The curious drama “Wakefield,” based on the short story by E. L. Doctorow, tells the story of a man (Bryan Cranston) who one day decides to check out from the world without any warning, not even to his wife (Jennifer Garner) and two children. Possessing a fascinating premise, ripe for an intense character study, it is most unfortunate that the material neither ever truly takes off nor does it offer deep insights when it comes to everybody’s need, and perhaps longing, to take a break from life. Instead, we listen to Howard bemoan about the life he left for nearly two hours. Did he expect others, even those people who he claims to have, never to move on with life during his absence?
While I admired that the story is about an unlikable person, some may claim detestable, I think he is only interesting on the surface. Cranston does a commendable job in delivering precise facial expressions and subtle body languages meant to communicate great discontent within an otherwise wonderful life. When the camera focuses on that aging, expressive face and simply allows the viewers to extract meaning from the way he looks, the way he sits, and the way he observes from a dirty window, the picture is most engaging.

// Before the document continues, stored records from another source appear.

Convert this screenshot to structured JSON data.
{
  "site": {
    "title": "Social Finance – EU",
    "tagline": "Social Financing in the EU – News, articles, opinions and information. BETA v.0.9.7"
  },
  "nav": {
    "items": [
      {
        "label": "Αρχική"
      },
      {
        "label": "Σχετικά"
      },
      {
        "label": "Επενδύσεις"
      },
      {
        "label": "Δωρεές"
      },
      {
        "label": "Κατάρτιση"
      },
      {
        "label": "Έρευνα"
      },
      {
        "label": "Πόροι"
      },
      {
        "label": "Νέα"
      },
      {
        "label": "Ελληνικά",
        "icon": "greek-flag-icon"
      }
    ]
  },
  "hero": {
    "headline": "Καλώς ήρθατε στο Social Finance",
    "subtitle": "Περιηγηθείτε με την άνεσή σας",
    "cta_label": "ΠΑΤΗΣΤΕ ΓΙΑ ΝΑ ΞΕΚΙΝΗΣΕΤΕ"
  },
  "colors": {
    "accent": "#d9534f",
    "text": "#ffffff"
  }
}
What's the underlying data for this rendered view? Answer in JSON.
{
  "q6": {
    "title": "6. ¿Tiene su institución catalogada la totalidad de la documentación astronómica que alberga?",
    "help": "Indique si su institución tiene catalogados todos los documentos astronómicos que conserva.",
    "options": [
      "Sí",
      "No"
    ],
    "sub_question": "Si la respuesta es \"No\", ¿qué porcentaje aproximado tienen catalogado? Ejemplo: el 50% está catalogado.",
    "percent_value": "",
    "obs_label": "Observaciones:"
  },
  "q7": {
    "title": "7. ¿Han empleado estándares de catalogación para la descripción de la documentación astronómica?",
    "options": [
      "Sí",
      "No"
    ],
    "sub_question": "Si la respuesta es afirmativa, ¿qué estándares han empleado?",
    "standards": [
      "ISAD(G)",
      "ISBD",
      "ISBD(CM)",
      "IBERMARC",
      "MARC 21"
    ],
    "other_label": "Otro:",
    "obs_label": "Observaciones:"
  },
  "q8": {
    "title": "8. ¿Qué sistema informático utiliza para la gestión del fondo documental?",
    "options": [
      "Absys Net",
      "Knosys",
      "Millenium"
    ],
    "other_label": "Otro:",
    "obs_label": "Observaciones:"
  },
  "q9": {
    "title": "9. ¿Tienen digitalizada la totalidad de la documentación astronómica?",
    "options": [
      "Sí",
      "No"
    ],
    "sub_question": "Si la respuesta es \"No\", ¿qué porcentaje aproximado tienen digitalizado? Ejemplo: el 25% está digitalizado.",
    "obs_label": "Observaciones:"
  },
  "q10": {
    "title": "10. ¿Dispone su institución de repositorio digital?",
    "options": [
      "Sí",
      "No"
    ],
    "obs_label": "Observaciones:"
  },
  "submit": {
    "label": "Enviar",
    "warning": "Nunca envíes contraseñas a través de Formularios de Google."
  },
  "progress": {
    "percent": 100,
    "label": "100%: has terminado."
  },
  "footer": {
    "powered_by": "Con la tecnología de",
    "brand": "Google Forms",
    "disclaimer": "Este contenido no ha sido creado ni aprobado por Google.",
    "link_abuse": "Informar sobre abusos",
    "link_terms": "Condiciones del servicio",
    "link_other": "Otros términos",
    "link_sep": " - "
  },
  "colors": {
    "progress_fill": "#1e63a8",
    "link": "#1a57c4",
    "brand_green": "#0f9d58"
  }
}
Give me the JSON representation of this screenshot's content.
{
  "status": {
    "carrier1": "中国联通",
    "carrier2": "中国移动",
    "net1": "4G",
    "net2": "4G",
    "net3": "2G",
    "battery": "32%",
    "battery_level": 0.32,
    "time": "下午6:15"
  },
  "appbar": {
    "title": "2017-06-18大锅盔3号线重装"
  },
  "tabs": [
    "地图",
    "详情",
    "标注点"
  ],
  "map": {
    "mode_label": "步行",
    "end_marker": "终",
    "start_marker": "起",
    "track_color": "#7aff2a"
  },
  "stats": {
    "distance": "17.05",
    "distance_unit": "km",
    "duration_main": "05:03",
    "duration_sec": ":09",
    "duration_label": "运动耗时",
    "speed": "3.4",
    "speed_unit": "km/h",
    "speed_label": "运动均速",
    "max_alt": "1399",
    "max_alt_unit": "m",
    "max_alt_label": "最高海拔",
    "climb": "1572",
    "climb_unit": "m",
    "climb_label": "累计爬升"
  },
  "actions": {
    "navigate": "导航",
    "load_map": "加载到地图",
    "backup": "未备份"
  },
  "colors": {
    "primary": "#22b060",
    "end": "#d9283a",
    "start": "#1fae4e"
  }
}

However, narration is prevalent in this chamber piece. It is used as a crutch to explain when the material’s inherent strength is to show. Words lie, especially given an untrustworthy narrator who is so into himself, but behavior leaves less room for dishonesty. Notice that humor, most often situational, is a welcome addition because it breaks Howard’s monotone and boring thoughts. Conflicts or potential conflicts that arise from situations tend to show rather than tell. I believe the decision to add voiceover is a way to satisfy mainstream audiences. Because it is afraid to be silent, to rely on images, it does a disservice to the nature of the film.
Flashbacks are employed in a smart way. They, too, show rather than tell. While narration is used during flashbacks, the images are powerful enough, and occasionally quite moving, to ignore the words being hammered into our ears. These quick visitations to the past are informative—many of them directly tethered to our further understanding of Howard and why he allowed himself to treat his family the way he did. Initially, we are led to believe his motivation is to punish his wife for a quarrel earlier in the day. It is much deeper than that. For instance, the material touches upon the competitive drive of being “a man,” a twisted, toxic interpretation of masculinity. Note how Howard consistently underlines his role as a provider when, in reality, his wife, too, works in order to pay the bills.
Adapted to the screen and directed by Robin Swicord, “Wakefield” is tolerable because it does not provide the audience easy answers. In fact, it is like sorting through mud with hopes that there are minuscule nuggets of gold hidden among the grime. On this level, I thought it was curious. On the other hand, it absolutely makes compromises in order to have some sort of commercial appeal—strange because I cannot imagine mainstream viewers would be drawn to this type of material or story in the first place. Hence, why not just go all the way and risk it all in order to create work that functions at its fullest potential?